- Your military discharge documents (if applicable)
- Your spouse’s birth certificate and Social Security number if you are applying for benefits
- Your children’s birth certificate and Social Security number if you are applying for benefits
- If you were not born in the US, proof of citizenship
- The name, routing number, and account number of the financial institution for direct deposit of the monthly benefit
Will I have to pay taxes on profits?

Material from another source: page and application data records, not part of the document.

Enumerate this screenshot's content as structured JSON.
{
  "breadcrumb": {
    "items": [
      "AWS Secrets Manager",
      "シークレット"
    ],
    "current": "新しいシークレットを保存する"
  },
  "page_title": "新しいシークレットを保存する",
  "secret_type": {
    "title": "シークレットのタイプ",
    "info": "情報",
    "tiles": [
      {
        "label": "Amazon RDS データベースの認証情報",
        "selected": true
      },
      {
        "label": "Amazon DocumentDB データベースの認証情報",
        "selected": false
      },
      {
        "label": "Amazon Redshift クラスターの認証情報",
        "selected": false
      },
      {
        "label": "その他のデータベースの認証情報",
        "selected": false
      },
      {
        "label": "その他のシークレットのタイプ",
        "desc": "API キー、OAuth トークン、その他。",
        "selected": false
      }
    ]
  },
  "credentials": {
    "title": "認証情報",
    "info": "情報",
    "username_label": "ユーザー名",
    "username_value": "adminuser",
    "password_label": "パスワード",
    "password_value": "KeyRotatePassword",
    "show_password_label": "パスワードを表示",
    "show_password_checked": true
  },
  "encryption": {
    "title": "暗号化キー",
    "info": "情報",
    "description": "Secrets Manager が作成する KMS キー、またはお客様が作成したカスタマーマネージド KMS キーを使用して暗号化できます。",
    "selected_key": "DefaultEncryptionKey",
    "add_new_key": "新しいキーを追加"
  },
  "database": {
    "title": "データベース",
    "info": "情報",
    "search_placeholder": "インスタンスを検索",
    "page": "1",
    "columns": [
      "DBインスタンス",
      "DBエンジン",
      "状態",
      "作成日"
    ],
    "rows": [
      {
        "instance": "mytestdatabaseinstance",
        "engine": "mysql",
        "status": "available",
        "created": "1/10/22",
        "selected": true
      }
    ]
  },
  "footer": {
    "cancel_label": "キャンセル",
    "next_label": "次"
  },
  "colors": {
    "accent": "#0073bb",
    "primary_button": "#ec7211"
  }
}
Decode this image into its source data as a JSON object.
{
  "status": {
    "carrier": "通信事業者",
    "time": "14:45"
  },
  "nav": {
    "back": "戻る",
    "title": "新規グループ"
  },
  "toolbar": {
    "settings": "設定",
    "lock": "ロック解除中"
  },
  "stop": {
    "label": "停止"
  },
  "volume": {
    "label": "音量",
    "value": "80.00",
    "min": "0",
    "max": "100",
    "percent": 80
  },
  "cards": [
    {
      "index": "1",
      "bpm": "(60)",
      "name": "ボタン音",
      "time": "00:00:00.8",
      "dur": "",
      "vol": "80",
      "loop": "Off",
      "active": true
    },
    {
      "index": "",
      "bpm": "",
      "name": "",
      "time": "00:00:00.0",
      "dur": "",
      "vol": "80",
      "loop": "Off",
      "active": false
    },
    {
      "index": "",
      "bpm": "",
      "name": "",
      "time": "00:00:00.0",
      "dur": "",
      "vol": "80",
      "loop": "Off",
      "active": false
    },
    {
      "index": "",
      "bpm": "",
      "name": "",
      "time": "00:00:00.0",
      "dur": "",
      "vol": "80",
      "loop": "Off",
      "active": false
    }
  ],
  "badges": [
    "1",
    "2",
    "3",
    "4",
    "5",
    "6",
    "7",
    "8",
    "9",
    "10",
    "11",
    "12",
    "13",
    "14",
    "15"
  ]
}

About 40% of people who get Social Security have to pay income taxes on their benefits. At the beginning of each year, you will receive a Form SSA-1099 (similar to a W2) from Social Security showing the number of benefits you received during the previous year. You will use this form when you complete your income tax returns to find out if you owe taxes on your benefits. While your Social Security may not have to withhold federal taxes, you may find it easier than making quarterly estimated tax payments.
How might my benefits change?
If you get a pension from work that you paid Social Security taxes on, this pension will not affect your Social Security benefits. However, if you get a pension from work not covered by Social Security (for example, the federal civil service, some state or local government jobs, or a job in a foreign country), your Social Security benefit may be reduced depending on your age.
BENEFITS FOR SPOUSES AND SURVIVORS
You may be able to receive Social Security spousal benefits if:
- You are at least 62 years old, and
- Your spouse or former spouse is receiving or is eligible to receive Social Security disability or retirement benefits.
if you are married
if you are divorced
Your next steps
Also, meet with your financial advisor to discuss the best time for you (and your spouse, if married) to start cashing monthly Social Security checks. It’s a conversation that can bear fruit for the rest of your life.